In vitro intestinal toxicity of commercially available spray disinfectant products advertised to contain colloidal silver.Sci Total Environ. 2020 Aug 01; 728:138611.ST
The use of colloidal silver-containing products as dietary supplements, immune boosters and surface disinfectants has increased in recent years which has elevated the potential for human exposure to silver nanoparticles and ions. Product mislabeling and long-term use of these products may put consumers at risk for adverse health outcomes including argyria. This study assessed several physical and chemical characteristics of five commercial products as well as their cytotoxicity using a rat intestinal epithelial cell (IEC-6) model. Concentrations of silver were determined for both the soluble and particulate fractions of the products. Primary particle size distribution and elemental composition were determined by transmission electron microscopy (TEM) and energy-dispersive X-ray spectroscopy (EDS), respectively. Hydrodynamic diameters were measured using nanoparticle tracking analysis (NTA) and dynamic light scattering (DLS). The effect of gastrointestinal (GI) simulation on the colloidal silver products was determined using two systems. First, physical and chemical changes of the silver nanoparticles in these products was assessed after exposure to Synthetic Stomach Fluid (SSF) resulting in particle agglomeration, and the appearance of AgCl on the surfaces and between particles.

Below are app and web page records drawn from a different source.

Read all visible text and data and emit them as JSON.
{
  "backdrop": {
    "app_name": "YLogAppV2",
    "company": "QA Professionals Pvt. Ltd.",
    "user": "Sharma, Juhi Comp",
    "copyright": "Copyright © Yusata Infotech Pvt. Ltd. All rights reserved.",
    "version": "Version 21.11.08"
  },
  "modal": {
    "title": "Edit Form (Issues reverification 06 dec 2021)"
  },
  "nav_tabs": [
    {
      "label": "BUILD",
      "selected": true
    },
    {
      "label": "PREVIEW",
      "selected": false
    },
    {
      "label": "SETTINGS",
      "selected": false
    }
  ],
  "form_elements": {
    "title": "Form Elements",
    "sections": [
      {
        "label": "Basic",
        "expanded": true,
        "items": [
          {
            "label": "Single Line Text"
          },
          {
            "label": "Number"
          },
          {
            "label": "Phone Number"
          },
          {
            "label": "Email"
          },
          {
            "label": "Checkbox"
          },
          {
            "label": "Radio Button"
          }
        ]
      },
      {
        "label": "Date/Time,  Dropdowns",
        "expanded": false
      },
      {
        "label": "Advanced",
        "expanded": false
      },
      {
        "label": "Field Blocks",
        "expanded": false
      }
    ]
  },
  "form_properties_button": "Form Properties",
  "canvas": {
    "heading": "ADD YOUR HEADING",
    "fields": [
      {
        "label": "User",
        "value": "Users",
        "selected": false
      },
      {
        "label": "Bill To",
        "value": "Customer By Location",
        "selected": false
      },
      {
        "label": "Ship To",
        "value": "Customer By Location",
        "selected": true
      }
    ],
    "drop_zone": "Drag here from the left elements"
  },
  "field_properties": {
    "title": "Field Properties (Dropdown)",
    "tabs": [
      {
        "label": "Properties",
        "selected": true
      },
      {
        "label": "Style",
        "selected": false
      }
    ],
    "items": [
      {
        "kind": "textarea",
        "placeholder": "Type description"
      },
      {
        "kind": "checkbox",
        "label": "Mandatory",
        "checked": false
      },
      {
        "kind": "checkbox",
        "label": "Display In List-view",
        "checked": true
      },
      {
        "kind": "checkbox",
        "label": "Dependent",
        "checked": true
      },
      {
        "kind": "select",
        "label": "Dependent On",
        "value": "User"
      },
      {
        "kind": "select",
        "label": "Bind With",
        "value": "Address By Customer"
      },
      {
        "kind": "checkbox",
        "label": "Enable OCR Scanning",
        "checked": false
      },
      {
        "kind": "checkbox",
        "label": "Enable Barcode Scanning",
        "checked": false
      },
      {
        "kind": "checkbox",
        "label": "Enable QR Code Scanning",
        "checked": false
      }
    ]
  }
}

IEC-6 cells were exposed for 24 h to dilutions of the products and assessed for cell viability. The products were also treated with a three-stage simulated GI system (stomach and intestinal fluids) prior to exposure of the IEC-6 cells to the isolated silver nanoparticles. Cell viability was affected by each of the consumer products. Based on the silver nitrate and commercial silver nanoparticle dose response, the cytotoxicity for each of the colloidal silver products was attributed to the particulate silver, soluble silver or non‑silver matrix constituents.